by Terri Gillespie
When you make for Me an altar of stones, do not build it from cut stone, for if you use a tool on it, you will have profaned it. Exodus 20:25 TLV
The familiar funky cloud of envy settled on me, despite my pasted-on smile and enthusiastic congratulations. That old adage to “fake it until you make it” was not working. Once again, I was left behind while others moved forward in success and triumph and breakthroughs.
What if I followed their passions? What if I adapted my “stones”—my gifts—to be more like those I admired? Trim my “stones” to replicate their altars. Perhaps then God would see and bless my offerings as He had theirs.
The children of Israel had escaped the bondage of slavery after 400 years. Those who were grateful wanted to find ways to show that gratitude to their Redeemer. While Moses, Aaron, and the tribe of Levi were managing the building of the Tabernacle and all its implements of sacrifice and worship (Exodus 25ff), the people could build their own altars for their offerings.
In the verse before, God tells His people that He is content with an earthen altar:

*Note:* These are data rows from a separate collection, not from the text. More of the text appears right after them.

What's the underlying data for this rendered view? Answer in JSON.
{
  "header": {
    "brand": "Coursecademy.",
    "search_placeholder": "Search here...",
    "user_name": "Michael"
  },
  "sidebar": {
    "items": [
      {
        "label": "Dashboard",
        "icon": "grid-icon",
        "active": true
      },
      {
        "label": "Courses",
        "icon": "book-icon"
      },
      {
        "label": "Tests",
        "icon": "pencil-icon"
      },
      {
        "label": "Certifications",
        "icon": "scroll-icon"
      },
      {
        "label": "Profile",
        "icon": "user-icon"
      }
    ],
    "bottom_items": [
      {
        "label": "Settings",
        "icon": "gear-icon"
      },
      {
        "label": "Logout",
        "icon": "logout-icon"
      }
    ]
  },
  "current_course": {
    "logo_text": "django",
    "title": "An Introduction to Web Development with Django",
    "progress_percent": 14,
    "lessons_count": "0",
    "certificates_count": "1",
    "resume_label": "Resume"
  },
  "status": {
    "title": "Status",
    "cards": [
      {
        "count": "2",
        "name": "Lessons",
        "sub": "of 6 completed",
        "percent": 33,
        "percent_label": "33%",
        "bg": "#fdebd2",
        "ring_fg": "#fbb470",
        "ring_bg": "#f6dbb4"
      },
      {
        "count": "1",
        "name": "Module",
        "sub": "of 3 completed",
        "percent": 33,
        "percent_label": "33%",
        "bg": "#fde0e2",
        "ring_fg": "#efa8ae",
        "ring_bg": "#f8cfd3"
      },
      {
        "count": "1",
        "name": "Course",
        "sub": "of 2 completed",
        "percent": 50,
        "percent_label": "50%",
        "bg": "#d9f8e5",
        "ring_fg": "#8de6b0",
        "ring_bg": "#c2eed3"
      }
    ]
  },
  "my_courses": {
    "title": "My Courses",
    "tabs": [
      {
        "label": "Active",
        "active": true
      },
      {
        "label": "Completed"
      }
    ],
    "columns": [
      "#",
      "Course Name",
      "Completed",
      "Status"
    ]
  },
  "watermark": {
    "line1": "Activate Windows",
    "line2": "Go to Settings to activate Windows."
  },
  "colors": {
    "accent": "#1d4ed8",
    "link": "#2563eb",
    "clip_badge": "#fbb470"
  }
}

You are to make an altar of earth for Me, and there you will sacrifice your burnt offerings, your fellowship offerings—your sheep and your cattle. In every place where I cause My name to be mentioned I will come to you and bless you. Exodus 20:24 TLV
The children of Israel did not have to make a fancy altar to show their gratitude and be right with God, but if they wanted to, then just find some rocks—of which there were plenty in the Sinai—and assemble the altar.
Guess what? That meant Shlomo’s altar would look different than Uri’s or Judah’s—each altar would be unique.
Our “altars”—the place we give our offerings to the Lord, will all be distinctively different from others. Whatever our gifts, they are individually formed by God—which means our offerings will be distinctly different from others.
What are our offerings? For writers it can be the devotionals we post on social media, or novels and books helping others live faithfully, or letters to the editor. For artists it can be paintings, drawings, handcrafts, or sculptures. For lyricists and musicians, songs that edify and worship and praise our God. The offerings of teachers, parents, grandparents . . . You get the idea.
Our pasts, our challenges, our testimonies are part of the composite of each and every stone. Therefore, our gifts will always be different than those of someone else. That’s the beauty of how God sees us and how we fit into the Greater Altar as one Body.
It was only within the last few years that I realized the “stones” God provided for my altar were the stones He wanted me to use. He oversees my gifts and watches for my offerings in love.
The altar will look however it is going to look, based on the stones He provides for us. We are not to try to make it look “nicer” or more like another’s altar. That corrupts our offerings. Whatever He has provided for us, He wants us to use those stones to give our offerings to Him.
Not sure what your stones are? Know that you—your earthly being—is a good enough altar for our Heavenly Father. He loves the sweet surrender of our hearts as the greatest offering—our worship, praise, and gratitude.
Eventually, you will notice the stones. Gather them and build the altar that is exclusively yours. Then, give the Lord your offerings. Everyone’s altar is beautiful.
This article is brought to you by the Advanced Writers and Speakers Association (AWSA).
About the author: Award-winning author and beloved speaker Terri Gillespie writes stories of faith and redemption to nurture souls. Her novels, devotionals, and blogs have drawn readers to hunger for a deeper relationship with their Heavenly Father, and His Son Jesus. Her newest novel, Sweet Rivalry, releases later this year.
Join the conversation: What does your altar look like?